Doula Self-Assessment 2005
Spouse pointed out how far I'd come from four years ago when I was dropping not-so-subtle hints to every pregnant friend and co-worker that I'd just completed doula training and was willing to volunteer my services in return for the experience of attending births. It was another year after that before I got my first call from a stranger asking me to be her doula. I was so nervous when I talked to her that I think I scared her off. She called me a week later to say she'd hired someone else. I was crestfallen. I thought it would be another year before a similar opportunity would come my way.
Part of what that caller no doubt sensed was my lack of confidence. On the one hand, I had no doubt I could help her during labor. On the other, I felt like a poseur calling myself a doula when all I had as credentials were my own birth experiences and my DONA birth-doula training certificate.
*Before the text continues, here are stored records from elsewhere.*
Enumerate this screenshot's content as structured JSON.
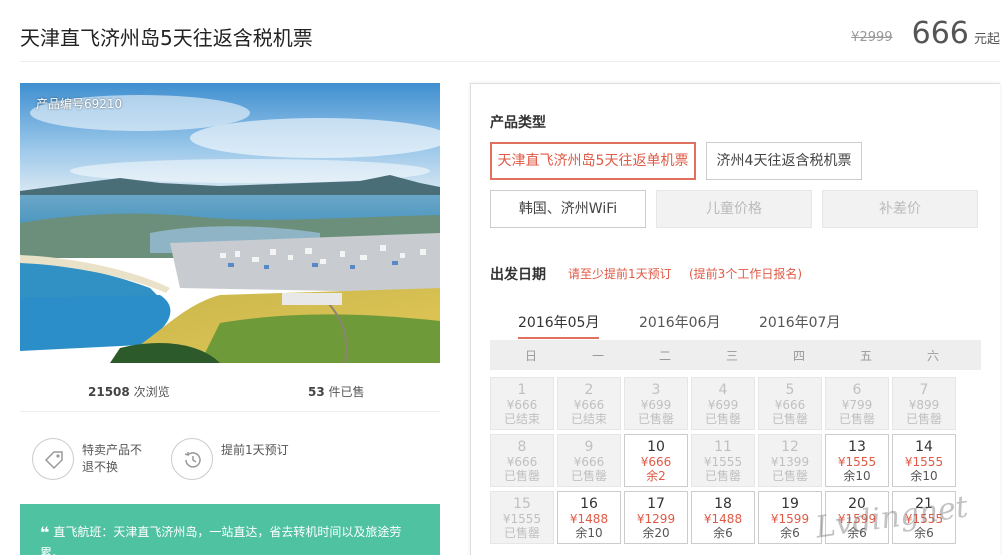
{
  "header": {
    "title": "天津直飞济州岛5天往返含税机票",
    "old_price": "¥2999",
    "price": "666",
    "price_suffix": "元起"
  },
  "photo": {
    "product_no": "产品编号69210"
  },
  "stats": {
    "views_count": "21508",
    "views_label": "次浏览",
    "sold_count": "53",
    "sold_label": "件已售"
  },
  "features": [
    {
      "icon": "tag-icon",
      "text": "特卖产品不退不换"
    },
    {
      "icon": "history-clock-icon",
      "text": "提前1天预订"
    }
  ],
  "promo": {
    "quote_mark": "❝",
    "text": "直飞航班：天津直飞济州岛，一站直达，省去转机时间以及旅途劳累。"
  },
  "product_type": {
    "title": "产品类型",
    "options": [
      {
        "label": "天津直飞济州岛5天往返单机票",
        "state": "selected"
      },
      {
        "label": "济州4天往返含税机票",
        "state": "normal"
      },
      {
        "label": "韩国、济州WiFi",
        "state": "normal"
      },
      {
        "label": "儿童价格",
        "state": "disabled"
      },
      {
        "label": "补差价",
        "state": "disabled"
      }
    ]
  },
  "departure": {
    "title": "出发日期",
    "note1": "请至少提前1天预订",
    "note2": "(提前3个工作日报名)",
    "months": [
      "2016年05月",
      "2016年06月",
      "2016年07月"
    ],
    "active_month": 0,
    "weekdays": [
      "日",
      "一",
      "二",
      "三",
      "四",
      "五",
      "六"
    ],
    "days": [
      {
        "day": "1",
        "price": "¥666",
        "status": "已结束",
        "available": false
      },
      {
        "day": "2",
        "price": "¥666",
        "status": "已结束",
        "available": false
      },
      {
        "day": "3",
        "price": "¥699",
        "status": "已售罄",
        "available": false
      },
      {
        "day": "4",
        "price": "¥699",
        "status": "已售罄",
        "available": false
      },
      {
        "day": "5",
        "price": "¥666",
        "status": "已售罄",
        "available": false
      },
      {
        "day": "6",
        "price": "¥799",
        "status": "已售罄",
        "available": false
      },
      {
        "day": "7",
        "price": "¥899",
        "status": "已售罄",
        "available": false
      },
      {
        "day": "8",
        "price": "¥666",
        "status": "已售罄",
        "available": false
      },
      {
        "day": "9",
        "price": "¥666",
        "status": "已售罄",
        "available": false
      },
      {
        "day": "10",
        "price": "¥666",
        "status": "余2",
        "available": true,
        "red_status": true
      },
      {
        "day": "11",
        "price": "¥1555",
        "status": "已售罄",
        "available": false
      },
      {
        "day": "12",
        "price": "¥1399",
        "status": "已售罄",
        "available": false
      },
      {
        "day": "13",
        "price": "¥1555",
        "status": "余10",
        "available": true
      },
      {
        "day": "14",
        "price": "¥1555",
        "status": "余10",
        "available": true
      },
      {
        "day": "15",
        "price": "¥1555",
        "status": "已售罄",
        "available": false
      },
      {
        "day": "16",
        "price": "¥1488",
        "status": "余10",
        "available": true
      },
      {
        "day": "17",
        "price": "¥1299",
        "status": "余20",
        "available": true
      },
      {
        "day": "18",
        "price": "¥1488",
        "status": "余6",
        "available": true
      },
      {
        "day": "19",
        "price": "¥1599",
        "status": "余6",
        "available": true
      },
      {
        "day": "20",
        "price": "¥1599",
        "status": "余6",
        "available": true
      },
      {
        "day": "21",
        "price": "¥1555",
        "status": "余6",
        "available": true
      }
    ]
  },
  "watermark": "Lvdingnet",
  "colors": {
    "accent": "#e05a45",
    "promo_bg": "#4fc3a1"
  }
}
Some 20 births later I won't pretend to be a veteran of the birth scene. Indeed, I continue to experience firsts. This year I witnessed my first Cesarean delivery and had my first client with prodromal labor (and another Cesearean delivery). I had my first client with breast feeding problems that stumped a lactation consultant and two doctors. I had my first humbling experience getting sent home from the hospital with a client who wasn't "enough" in labor to be admitted.
Yet now I am quite comfortable in my role as a doula. I no longer worry when there are parts of labor where I'm sitting doing nothing. I have learned there is a time for that. Likewise, I take little offense at doctors who ignore my presence. They usually come around to being quite collegial before the whole thing is through and regardless, so long as they are treating my client with respect, I am content to blend into the hospital wallpaper.
There are many things I still long to experience as a doula, planned home birth high among them. I also have yet to work with my first teen mother, my first VBAC mother, my first mother of twins, my first version, my first vaginal breech delivery. There are other things I fear my first of: my first infant death or birth injury. My first bad client relationship. My first prolaped cord. If you practice long enough, you will see a bit of everything. So these things are eventualities if I continue this work.
Much of the novelty of doula work has worn off, even though I have yet to see all that it encompasses. Still, there comes at time during every birth I am a part of where I stop and realize with some surprise that I am doing what I aspired to do four years ago. I am helping women through birth and am there as in invited guest, accepted as a professional with skills to offer. That really is more than I ever thought possible.